  2. Object detection/classification
  3. Image Processing
  4. Scene / image analysis
  5. Stereo vision and Depth camera vision for distance, position, pose, surface and/or volumetric analysis

Figure 1: Analysis output for machine vision
detection of kiwifruit for automated harvesting

LiDAR (Light Detection and Ranging)

LiDAR is an accurate, fast and reliable form of object detection in even dusty and wet outdoor environments. There are several LiDAR configurations ranging from single point distance, single plane, multi-plane and full three-dimensional sensors. RPL currently uses LiDAR for:

  1. Dynamic object detection and classification
  2. 2D and 3D scanning
  3. Navigation
  4. Object measurement and positioning
  5. Object tracking and intrusion

Figure 2: SICK two dimensional LiDAR unit used for scanning operations


Sensor mapping

Sensor mapping or data fusion allows multiple sensors or devices to have a common coordinate geometry. The mapping process translates coordinates of one sensor or system into that common coordinate geometry. This allows coordination between:

  1. Multiple sensors to increase awareness. The fusion or overlaying of the output from multiple sensors enables better automated decision making and awareness.
  2. Often called hand-eye-coordination, mapping of sensors with arms allows for precision interaction of sensed objects. In this instance the sensors are the eyes enabling hands to be guided to perform a task at previously unknown locations.

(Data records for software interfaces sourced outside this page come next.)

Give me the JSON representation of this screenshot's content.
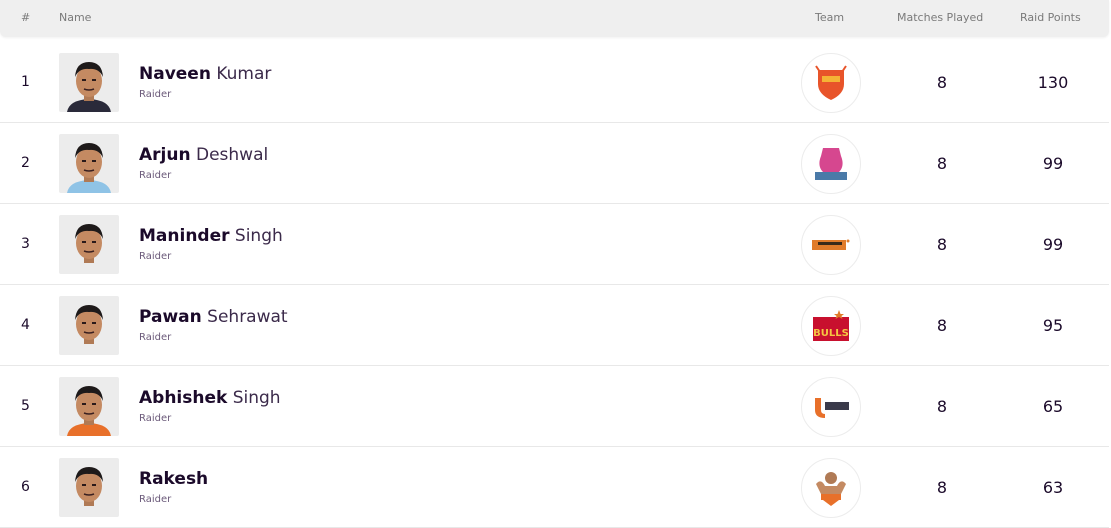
{
  "header": {
    "rank": "#",
    "name": "Name",
    "team": "Team",
    "matches": "Matches Played",
    "points": "Raid Points"
  },
  "rows": [
    {
      "rank": "1",
      "first": "Naveen",
      "last": "Kumar",
      "role": "Raider",
      "team_logo": "dabang-delhi-logo",
      "team_color": "#e8542a",
      "matches": "8",
      "points": "130",
      "jersey": "#2a2a3a"
    },
    {
      "rank": "2",
      "first": "Arjun",
      "last": "Deshwal",
      "role": "Raider",
      "team_logo": "jaipur-pink-panthers-logo",
      "team_color": "#d6478f",
      "matches": "8",
      "points": "99",
      "jersey": "#8fc3e6"
    },
    {
      "rank": "3",
      "first": "Maninder",
      "last": "Singh",
      "role": "Raider",
      "team_logo": "bengal-warriors-logo",
      "team_color": "#e07b2a",
      "matches": "8",
      "points": "99",
      "jersey": "#ececec"
    },
    {
      "rank": "4",
      "first": "Pawan",
      "last": "Sehrawat",
      "role": "Raider",
      "team_logo": "bengaluru-bulls-logo",
      "team_color": "#c8102e",
      "matches": "8",
      "points": "95",
      "jersey": "#ececec"
    },
    {
      "rank": "5",
      "first": "Abhishek",
      "last": "Singh",
      "role": "Raider",
      "team_logo": "u-mumba-logo",
      "team_color": "#e8702a",
      "matches": "8",
      "points": "65",
      "jersey": "#e8702a"
    },
    {
      "rank": "6",
      "first": "Rakesh",
      "last": "",
      "role": "Raider",
      "team_logo": "gujarat-giants-logo",
      "team_color": "#e8702a",
      "matches": "8",
      "points": "63",
      "jersey": "#ececec"
    }
  ]
}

Figure 3: LIDAR data points mapped into a machine vision image. The green and pink circles are the LIDAR data points detected from the scanner, that have then been automatically mapped to their corresponding image location. This uses the reliable detection of LIDAR and then allows the machine vision system to classify what the objects are. The green line is the path the navigation algorithms have determined that the robot needs to follow, from the LIDAR data.

Other Industrial Sensors

There is an extensive range of industrial sensors that RPL utilise to achieve robust automation. Some of these include:

  1. Encoders, linear and rotational, to accurately determine a components position or allow its speed and acceleration to be calculated.
  2. Proximity sensors can detect the presence of certain object/materials within a set range
  3. Laser sensors can detect an object passing through a beam or some sensors can measure distance or particles, like dust, floating in the air.
  4. Transducers measure a variations in physical quantity, such as pressure, temperature or brightness and turn them into electrical signals.
  5. Ultrasonic sensors can be used for object detection and ranging, as well as some materials properties analysis.